The trust handling the business affairs of Prince may begin hiring consultants to figure out what to do with the late pop star's affairs.
Carver County District Court Judge Kevin Eide made the ruling a day after Bremer Trust and prospective heirs of Prince were in court over the late icon's legacy.
Prince died April 21 of a fentanyl overdose. He apparently left no will, leaving his family, creditors and would-be heirs to battle over his estate. His sister, Tyka Nelson, won an order approving the appointment of Bremer Trust as a temporary administrator of Prince's affairs shortly after his death.
• Prince: His life and music
Bremer had asked the court approve a plan to engage experts to handle Prince's musical and entertainment legacy. Doug Peterson, attorney for Bremer, told Eide Tuesday that looming estate tax obligations, a summer tribute concert and a group looking to leverage Prince's studio complex mean the trust had little time to waste. He said Bremer also is looking for expertise in how to more fully market Prince's music online.
But Patrick Cousins, an attorney for 39-year-old Carlin Williams, who has made a claim that he is Prince's son, argued that the trust needs to move slower, so as not to obligate heirs to long-term agreements.
In his order Wednesday, Eide acknowledged that DNA testing may soon identify Prince's heirs, and solve lingering questions about who will have long-term authority over Prince's estate.

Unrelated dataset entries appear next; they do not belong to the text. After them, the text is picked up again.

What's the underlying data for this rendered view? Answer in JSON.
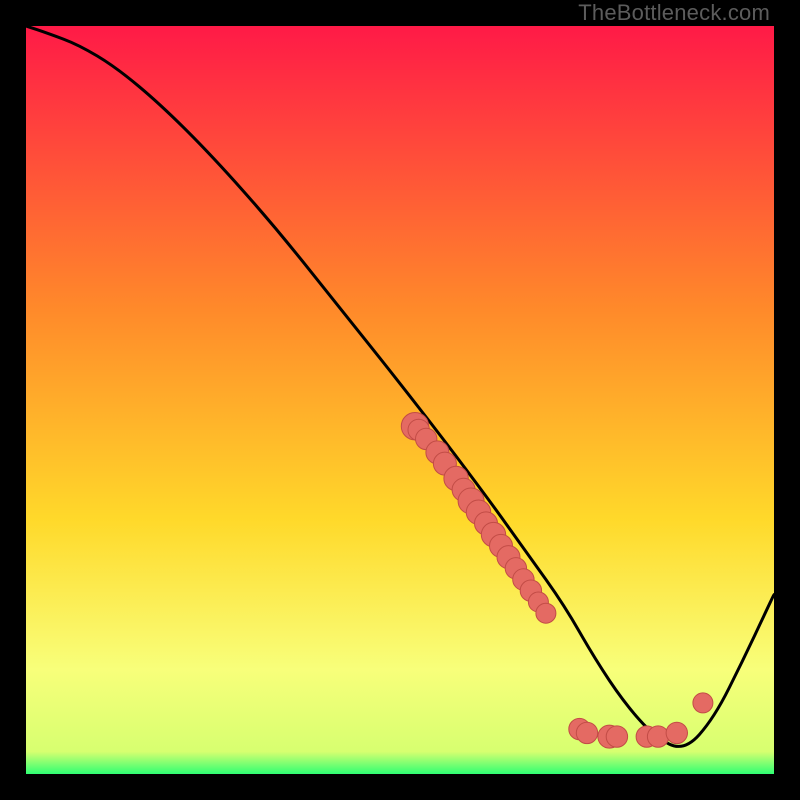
{
  "watermark": "TheBottleneck.com",
  "colors": {
    "gradient_top": "#ff1a47",
    "gradient_mid1": "#ff6a2a",
    "gradient_mid2": "#ffd92a",
    "gradient_mid3": "#f9ff6a",
    "gradient_bottom": "#2fff73",
    "curve": "#000000",
    "dot_fill": "#e46a63",
    "dot_stroke": "#c24c46"
  },
  "chart_data": {
    "type": "line",
    "title": "",
    "xlabel": "",
    "ylabel": "",
    "xlim": [
      0,
      100
    ],
    "ylim": [
      0,
      100
    ],
    "x": [
      0,
      3,
      7,
      12,
      18,
      25,
      33,
      41,
      49,
      56,
      62,
      67,
      72,
      76,
      80,
      84,
      88,
      92,
      96,
      100
    ],
    "values": [
      100,
      99,
      97.5,
      94.5,
      89.5,
      82.5,
      73.5,
      63.5,
      53.5,
      44.5,
      36.5,
      29.5,
      22.5,
      15.5,
      9.5,
      5.0,
      3.0,
      7.5,
      15.5,
      24.0
    ],
    "series": [
      {
        "name": "curve",
        "x": [
          0,
          3,
          7,
          12,
          18,
          25,
          33,
          41,
          49,
          56,
          62,
          67,
          72,
          76,
          80,
          84,
          88,
          92,
          96,
          100
        ],
        "values": [
          100,
          99,
          97.5,
          94.5,
          89.5,
          82.5,
          73.5,
          63.5,
          53.5,
          44.5,
          36.5,
          29.5,
          22.5,
          15.5,
          9.5,
          5.0,
          3.0,
          7.5,
          15.5,
          24.0
        ]
      }
    ],
    "scatter_points": [
      {
        "x": 52,
        "y": 46.5,
        "r": 1.3
      },
      {
        "x": 52.5,
        "y": 46,
        "r": 0.9
      },
      {
        "x": 53.5,
        "y": 44.8,
        "r": 0.9
      },
      {
        "x": 55,
        "y": 43,
        "r": 1.0
      },
      {
        "x": 56,
        "y": 41.5,
        "r": 1.0
      },
      {
        "x": 57.5,
        "y": 39.5,
        "r": 1.1
      },
      {
        "x": 58.5,
        "y": 38,
        "r": 1.0
      },
      {
        "x": 59.5,
        "y": 36.5,
        "r": 1.2
      },
      {
        "x": 60.5,
        "y": 35,
        "r": 1.1
      },
      {
        "x": 61.5,
        "y": 33.5,
        "r": 1.0
      },
      {
        "x": 62.5,
        "y": 32,
        "r": 1.1
      },
      {
        "x": 63.5,
        "y": 30.5,
        "r": 1.0
      },
      {
        "x": 64.5,
        "y": 29,
        "r": 1.0
      },
      {
        "x": 65.5,
        "y": 27.5,
        "r": 0.9
      },
      {
        "x": 66.5,
        "y": 26,
        "r": 0.9
      },
      {
        "x": 67.5,
        "y": 24.5,
        "r": 0.9
      },
      {
        "x": 68.5,
        "y": 23,
        "r": 0.8
      },
      {
        "x": 69.5,
        "y": 21.5,
        "r": 0.8
      },
      {
        "x": 74,
        "y": 6,
        "r": 0.9
      },
      {
        "x": 75,
        "y": 5.5,
        "r": 0.9
      },
      {
        "x": 78,
        "y": 5,
        "r": 1.0
      },
      {
        "x": 79,
        "y": 5,
        "r": 0.9
      },
      {
        "x": 83,
        "y": 5,
        "r": 0.9
      },
      {
        "x": 84.5,
        "y": 5,
        "r": 0.9
      },
      {
        "x": 87,
        "y": 5.5,
        "r": 0.9
      },
      {
        "x": 90.5,
        "y": 9.5,
        "r": 0.8
      }
    ]
  }
}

"The Special Administrator has not been granted, and the court will not grant at this time, the authority to enter into contractual relationships that will extend beyond the term of the Special Administration," Eide wrote. The term of the trust's oversight runs through Nov. 2.

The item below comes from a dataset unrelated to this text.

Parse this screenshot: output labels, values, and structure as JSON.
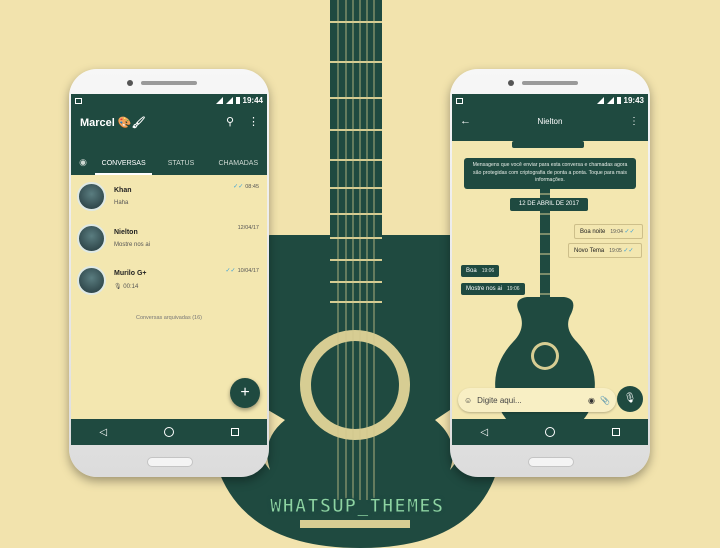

But Eide also left the door open for longer-term deals, with court approval and comment from potential heirs.
"By issuance of this order, the Court does not intend to impede or slow down the work of the Special Administrator," Eide wrote.
A hearing scheduled for June 27 is expected to take up the process Bremer Trust has proposed to determine if people making claims are Prince's blood relatives.